So a difficult labor can be the consequence of a problem in fetal brain development. The problem can be caused by genetic factors, oxygen shortage in the womb, infections, or exposure to medication or addictive substances by the mother.
During pregnancy, a woman’s pituitary gland secretes prolactin, a hormone that prompts nesting behavior. At the end of pregnancy, both the mother and the child produce the hormone oxytocin. Besides helping to speed up labor and secrete enough milk for the baby, oxytocin creates a bond between mother and child. The mother also produces the hormone vasopressin, an important regulator of maternal behavior prompted by threats to offspring.
Before the child is born, the father’s pituitary gland secretes prolactin, a hormone that stimulates caring behavior. He also decreases his testosterone level, reducing aggression toward the child. Oxytocin also plays a role in paternal behavior by bonding father and child.
Children neglected during their early development have smaller brains. They are impulsive and hyperactive with impaired intelligence, linguistic, and motor control. Studies have shown orphans adopted before the age of two can attain normal IQ while children adopted between the ages of two and six attain average IQ of 80.
Linguistic and cultural environments during the first few years after birth determine how the brain process language, interpret facial expressions and how we scan images and surroundings. These systems become fixed after a critical period.
A stimulating environment promotes recovery after a developmental disorder. Children with Down syndrome respond well to intense stimulation in their environment. Studies show children with developmental disorders caused by malnourishment or emotional neglect can improve if placed in a more stimulating environment. So we should not put children with learning disorders in institutions where they receive little stimulation. They need more stimulus.
The brain circuitry necessary for memory matures only in the first year of life. Conscious memories start from the age of 2. Babies can remember sounds, vibration, taste, and smell from the womb. But these memories are not detailed and disappear within a few weeks, instead of lasting a lifetime.
Infant Brain Development - The Critical Intervention Point
Early Learning Brain Development and Lifelong Outcomes
The Science of Brain Development in Early Childhood
A Primer of Brain Development
THREATS TO THE FETAL BRAIN
A study of children born in the Netherlands during the Hunger Winter of 1944-45 showed the lack of nourishment can cause serious and lasting damage to the fetal brain.
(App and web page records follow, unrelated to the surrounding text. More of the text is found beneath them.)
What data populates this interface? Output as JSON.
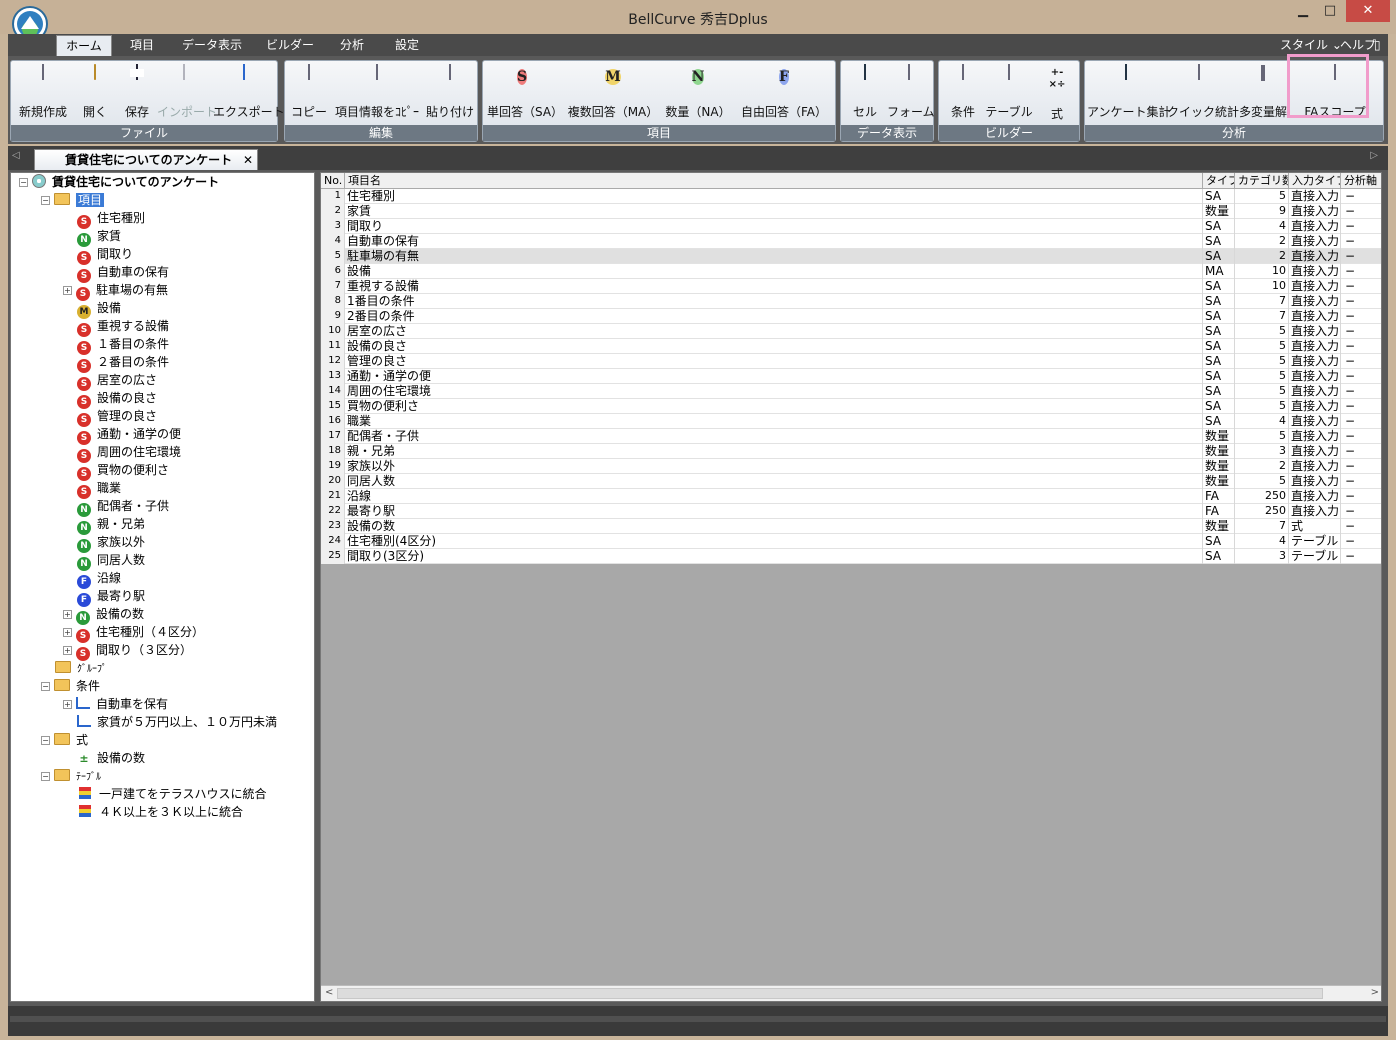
{
  "window": {
    "title": "BellCurve 秀吉Dplus",
    "minimize": "▁",
    "maximize": "□",
    "close": "✕"
  },
  "menu": {
    "tabs": [
      {
        "label": "ホーム",
        "active": true
      },
      {
        "label": "項目"
      },
      {
        "label": "データ表示"
      },
      {
        "label": "ビルダー"
      },
      {
        "label": "分析"
      },
      {
        "label": "設定"
      }
    ],
    "style": "スタイル",
    "style_arrow": "⌄",
    "help": "ヘルプ",
    "help_arrow": "⌄",
    "pin": "▯"
  },
  "ribbon": {
    "groups": {
      "file": {
        "label": "ファイル",
        "buttons": [
          "新規作成",
          "開く",
          "保存",
          "インポート",
          "エクスポート"
        ]
      },
      "edit": {
        "label": "編集",
        "buttons": [
          "コピー",
          "項目情報をｺﾋﾟｰ",
          "貼り付け"
        ]
      },
      "item": {
        "label": "項目",
        "buttons": [
          "単回答（SA）",
          "複数回答（MA）",
          "数量（NA）",
          "自由回答（FA）"
        ]
      },
      "dataview": {
        "label": "データ表示",
        "buttons": [
          "セル",
          "フォーム"
        ]
      },
      "builder": {
        "label": "ビルダー",
        "buttons": [
          "条件",
          "テーブル",
          "式"
        ]
      },
      "analysis": {
        "label": "分析",
        "buttons": [
          "アンケート集計",
          "クイック統計",
          "多変量解",
          "FAスコープ"
        ]
      }
    },
    "icon_letters": {
      "sa": "S",
      "ma": "M",
      "na": "N",
      "fa": "F"
    },
    "formula_glyph": "+-×÷"
  },
  "document_tab": {
    "label": "賃貸住宅についてのアンケート",
    "close": "✕",
    "left_arrow": "◁",
    "right_arrow": "▷"
  },
  "tree": {
    "root": "賃貸住宅についてのアンケート",
    "items_folder": "項目",
    "items": [
      {
        "label": "住宅種別",
        "type": "S"
      },
      {
        "label": "家賃",
        "type": "N"
      },
      {
        "label": "間取り",
        "type": "S"
      },
      {
        "label": "自動車の保有",
        "type": "S"
      },
      {
        "label": "駐車場の有無",
        "type": "S",
        "expandable": true
      },
      {
        "label": "設備",
        "type": "M"
      },
      {
        "label": "重視する設備",
        "type": "S"
      },
      {
        "label": "１番目の条件",
        "type": "S"
      },
      {
        "label": "２番目の条件",
        "type": "S"
      },
      {
        "label": "居室の広さ",
        "type": "S"
      },
      {
        "label": "設備の良さ",
        "type": "S"
      },
      {
        "label": "管理の良さ",
        "type": "S"
      },
      {
        "label": "通勤・通学の便",
        "type": "S"
      },
      {
        "label": "周囲の住宅環境",
        "type": "S"
      },
      {
        "label": "買物の便利さ",
        "type": "S"
      },
      {
        "label": "職業",
        "type": "S"
      },
      {
        "label": "配偶者・子供",
        "type": "N"
      },
      {
        "label": "親・兄弟",
        "type": "N"
      },
      {
        "label": "家族以外",
        "type": "N"
      },
      {
        "label": "同居人数",
        "type": "N"
      },
      {
        "label": "沿線",
        "type": "F"
      },
      {
        "label": "最寄り駅",
        "type": "F"
      },
      {
        "label": "設備の数",
        "type": "N",
        "expandable": true
      },
      {
        "label": "住宅種別（４区分）",
        "type": "S",
        "expandable": true
      },
      {
        "label": "間取り（３区分）",
        "type": "S",
        "expandable": true
      }
    ],
    "group_folder": "ｸﾞﾙｰﾌﾟ",
    "condition_folder": "条件",
    "conditions": [
      "自動車を保有",
      "家賃が５万円以上、１０万円未満"
    ],
    "formula_folder": "式",
    "formulas": [
      "設備の数"
    ],
    "table_folder": "ﾃｰﾌﾞﾙ",
    "tables": [
      "一戸建てをテラスハウスに統合",
      "４Ｋ以上を３Ｋ以上に統合"
    ],
    "expand_minus": "−",
    "expand_plus": "+"
  },
  "table": {
    "columns": [
      "No.",
      "項目名",
      "タイプ",
      "カテゴリ数",
      "入力タイプ",
      "分析軸"
    ],
    "rows": [
      {
        "no": "1",
        "name": "住宅種別",
        "type": "SA",
        "cat": "5",
        "input": "直接入力",
        "axis": "−"
      },
      {
        "no": "2",
        "name": "家賃",
        "type": "数量",
        "cat": "9",
        "input": "直接入力",
        "axis": "−"
      },
      {
        "no": "3",
        "name": "間取り",
        "type": "SA",
        "cat": "4",
        "input": "直接入力",
        "axis": "−"
      },
      {
        "no": "4",
        "name": "自動車の保有",
        "type": "SA",
        "cat": "2",
        "input": "直接入力",
        "axis": "−"
      },
      {
        "no": "5",
        "name": "駐車場の有無",
        "type": "SA",
        "cat": "2",
        "input": "直接入力",
        "axis": "−"
      },
      {
        "no": "6",
        "name": "設備",
        "type": "MA",
        "cat": "10",
        "input": "直接入力",
        "axis": "−"
      },
      {
        "no": "7",
        "name": "重視する設備",
        "type": "SA",
        "cat": "10",
        "input": "直接入力",
        "axis": "−"
      },
      {
        "no": "8",
        "name": "1番目の条件",
        "type": "SA",
        "cat": "7",
        "input": "直接入力",
        "axis": "−"
      },
      {
        "no": "9",
        "name": "2番目の条件",
        "type": "SA",
        "cat": "7",
        "input": "直接入力",
        "axis": "−"
      },
      {
        "no": "10",
        "name": "居室の広さ",
        "type": "SA",
        "cat": "5",
        "input": "直接入力",
        "axis": "−"
      },
      {
        "no": "11",
        "name": "設備の良さ",
        "type": "SA",
        "cat": "5",
        "input": "直接入力",
        "axis": "−"
      },
      {
        "no": "12",
        "name": "管理の良さ",
        "type": "SA",
        "cat": "5",
        "input": "直接入力",
        "axis": "−"
      },
      {
        "no": "13",
        "name": "通勤・通学の便",
        "type": "SA",
        "cat": "5",
        "input": "直接入力",
        "axis": "−"
      },
      {
        "no": "14",
        "name": "周囲の住宅環境",
        "type": "SA",
        "cat": "5",
        "input": "直接入力",
        "axis": "−"
      },
      {
        "no": "15",
        "name": "買物の便利さ",
        "type": "SA",
        "cat": "5",
        "input": "直接入力",
        "axis": "−"
      },
      {
        "no": "16",
        "name": "職業",
        "type": "SA",
        "cat": "4",
        "input": "直接入力",
        "axis": "−"
      },
      {
        "no": "17",
        "name": "配偶者・子供",
        "type": "数量",
        "cat": "5",
        "input": "直接入力",
        "axis": "−"
      },
      {
        "no": "18",
        "name": "親・兄弟",
        "type": "数量",
        "cat": "3",
        "input": "直接入力",
        "axis": "−"
      },
      {
        "no": "19",
        "name": "家族以外",
        "type": "数量",
        "cat": "2",
        "input": "直接入力",
        "axis": "−"
      },
      {
        "no": "20",
        "name": "同居人数",
        "type": "数量",
        "cat": "5",
        "input": "直接入力",
        "axis": "−"
      },
      {
        "no": "21",
        "name": "沿線",
        "type": "FA",
        "cat": "250",
        "input": "直接入力",
        "axis": "−"
      },
      {
        "no": "22",
        "name": "最寄り駅",
        "type": "FA",
        "cat": "250",
        "input": "直接入力",
        "axis": "−"
      },
      {
        "no": "23",
        "name": "設備の数",
        "type": "数量",
        "cat": "7",
        "input": "式",
        "axis": "−"
      },
      {
        "no": "24",
        "name": "住宅種別(4区分)",
        "type": "SA",
        "cat": "4",
        "input": "テーブル",
        "axis": "−"
      },
      {
        "no": "25",
        "name": "間取り(3区分)",
        "type": "SA",
        "cat": "3",
        "input": "テーブル",
        "axis": "−"
      }
    ],
    "selected_row": 5,
    "scroll_left": "<",
    "scroll_right": ">"
  }
}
Malnutrition in the womb can be caused by a placenta malfunction, or the pregnant woman eating too little.
Iodine deficiency affects the child’s thyroid hormones, impairing brain and inner ear developments.